"Moi has his people everywhere, and they kill and steal to their hearts' content, and that means a lot of killing," says a Sudanese character called Sarah. She says Moi "couldn't manage a flea circus with the assistance of his entire Cabinet, even if there was money in it for him."
That's about it in the way of criticism of the Kenyan authorities in the 500-page novel. The depiction of the British Foreign Office is also unflattering.
Repeated calls to the Kenyan Information Ministry for comment on "The Constant Gardener" were not returned.
The book's plot revolves around the fictional murder of Tessa Quayle, a young, crusading, expatriate lawyer. When her body is found in the northern Turkana desert, suspicion falls on the man believed to be her lover, but it also emerges that she was on the trail of a pharmaceutical company's corrupt practices.
For booksellers, the Le Carre novel raises the specter of a recent lawsuit involving another publication.
Last year, Trade and Tourism Minister Nicholas Biwott successfully sued two Nairobi bookshops for libel. They were sued for stocking copies of "Dr. Ian West's Casebook," in which the pathologist author suggested Mr. Biwott was involved in the 1990 murder of Foreign Minister Robert Ouko. There's some question as to whether the bookstores can really pay the $67,000 judgment against them, but the lawsuit accomplished what it set out to do: get the book effectively banned from sale in Kenya.
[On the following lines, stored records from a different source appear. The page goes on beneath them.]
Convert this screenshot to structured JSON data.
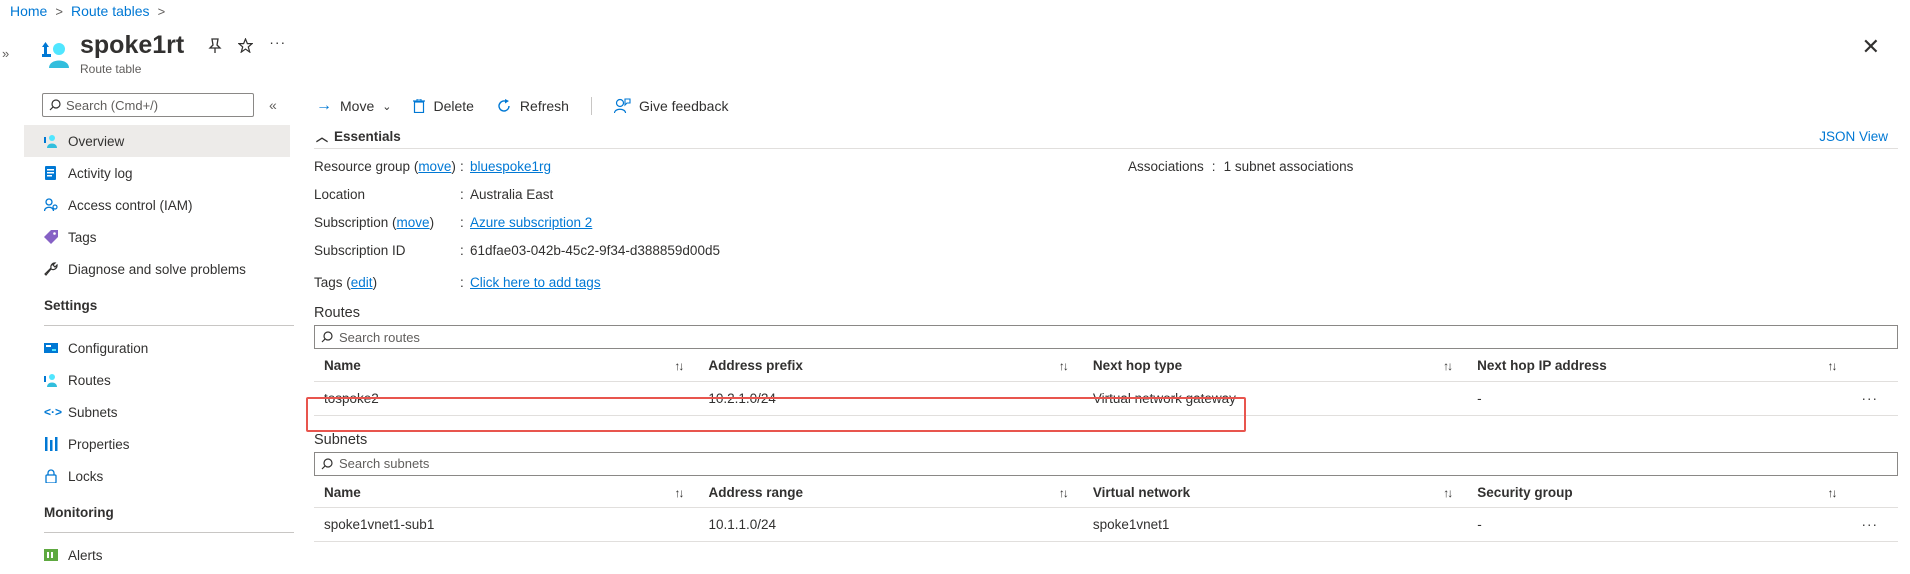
{
  "breadcrumb": [
    "Home",
    "Route tables"
  ],
  "resource": {
    "name": "spoke1rt",
    "type": "Route table"
  },
  "sidebar": {
    "search_placeholder": "Search (Cmd+/)",
    "items": [
      {
        "label": "Overview",
        "icon": "overview-icon",
        "active": true
      },
      {
        "label": "Activity log",
        "icon": "activity-log-icon"
      },
      {
        "label": "Access control (IAM)",
        "icon": "iam-icon"
      },
      {
        "label": "Tags",
        "icon": "tag-icon"
      },
      {
        "label": "Diagnose and solve problems",
        "icon": "wrench-icon"
      }
    ],
    "settings_header": "Settings",
    "settings_items": [
      {
        "label": "Configuration",
        "icon": "configuration-icon"
      },
      {
        "label": "Routes",
        "icon": "routes-icon"
      },
      {
        "label": "Subnets",
        "icon": "subnets-icon"
      },
      {
        "label": "Properties",
        "icon": "properties-icon"
      },
      {
        "label": "Locks",
        "icon": "lock-icon"
      }
    ],
    "monitoring_header": "Monitoring",
    "monitoring_items": [
      {
        "label": "Alerts",
        "icon": "alerts-icon"
      }
    ]
  },
  "toolbar": {
    "move": "Move",
    "delete": "Delete",
    "refresh": "Refresh",
    "feedback": "Give feedback"
  },
  "essentials": {
    "title": "Essentials",
    "json_view": "JSON View",
    "resource_group_label": "Resource group",
    "move_link": "move",
    "resource_group_value": "bluespoke1rg",
    "location_label": "Location",
    "location_value": "Australia East",
    "subscription_label": "Subscription",
    "subscription_value": "Azure subscription 2",
    "subscription_id_label": "Subscription ID",
    "subscription_id_value": "61dfae03-042b-45c2-9f34-d388859d00d5",
    "tags_label": "Tags",
    "edit_link": "edit",
    "tags_value": "Click here to add tags",
    "associations_label": "Associations",
    "associations_value": "1 subnet associations"
  },
  "routes": {
    "title": "Routes",
    "search_placeholder": "Search routes",
    "columns": [
      "Name",
      "Address prefix",
      "Next hop type",
      "Next hop IP address"
    ],
    "rows": [
      {
        "name": "tospoke2",
        "prefix": "10.2.1.0/24",
        "hop_type": "Virtual network gateway",
        "hop_ip": "-"
      }
    ]
  },
  "subnets": {
    "title": "Subnets",
    "search_placeholder": "Search subnets",
    "columns": [
      "Name",
      "Address range",
      "Virtual network",
      "Security group"
    ],
    "rows": [
      {
        "name": "spoke1vnet1-sub1",
        "range": "10.1.1.0/24",
        "vnet": "spoke1vnet1",
        "nsg": "-"
      }
    ]
  },
  "colors": {
    "accent": "#0078d4",
    "highlight": "#e8554e"
  }
}
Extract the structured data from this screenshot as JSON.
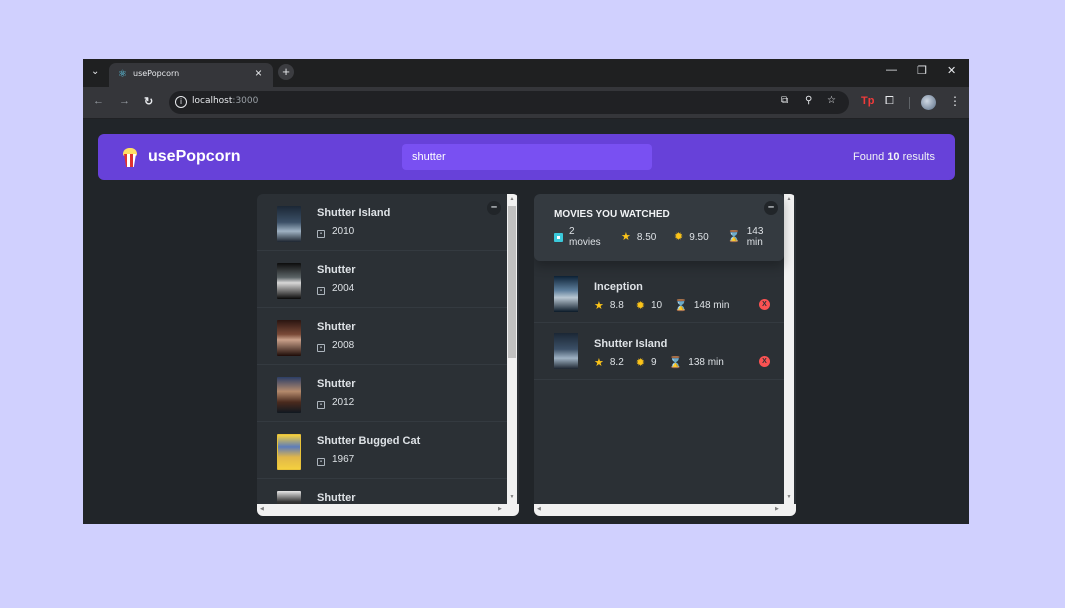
{
  "browser": {
    "tab_title": "usePopcorn",
    "url_host": "localhost",
    "url_port": ":3000"
  },
  "app": {
    "logo_text": "usePopcorn",
    "search_value": "shutter",
    "results_prefix": "Found ",
    "results_count": "10",
    "results_suffix": " results"
  },
  "movies": [
    {
      "title": "Shutter Island",
      "year": "2010"
    },
    {
      "title": "Shutter",
      "year": "2004"
    },
    {
      "title": "Shutter",
      "year": "2008"
    },
    {
      "title": "Shutter",
      "year": "2012"
    },
    {
      "title": "Shutter Bugged Cat",
      "year": "1967"
    },
    {
      "title": "Shutter",
      "year": ""
    }
  ],
  "summary": {
    "heading": "MOVIES YOU WATCHED",
    "count": "2",
    "count_label": "movies",
    "avg_imdb": "8.50",
    "avg_user": "9.50",
    "avg_runtime": "143",
    "runtime_label": "min"
  },
  "watched": [
    {
      "title": "Inception",
      "imdb": "8.8",
      "user": "10",
      "runtime": "148 min"
    },
    {
      "title": "Shutter Island",
      "imdb": "8.2",
      "user": "9",
      "runtime": "138 min"
    }
  ],
  "colors": {
    "navbar": "#6741d9",
    "search": "#7950f2",
    "box": "#2b3035",
    "background": "#212529",
    "delete": "#fa5252"
  }
}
With the Le Carre novel (reviewed in the Monitor on Dec. 7, 2000), the bookstores have resorted to self-censorship.
Le Carre hints in his author's note that Kenya is not a kind place for those who speak out. "With sadness, I have also decided not to name the people in Kenya who generously gave me their assistance," he writes. He mentions the death last August of John Kaiser, an American missionary who frequently criticized injustice and human rights abuses. Kaiser died of a gunshot wound to the head, but investigations have yet to point conclusively to either murder or suicide. "Accidents like that can happen again," Le Carre writes.
(c) Copyright 2001. The Christian Science Publishing Society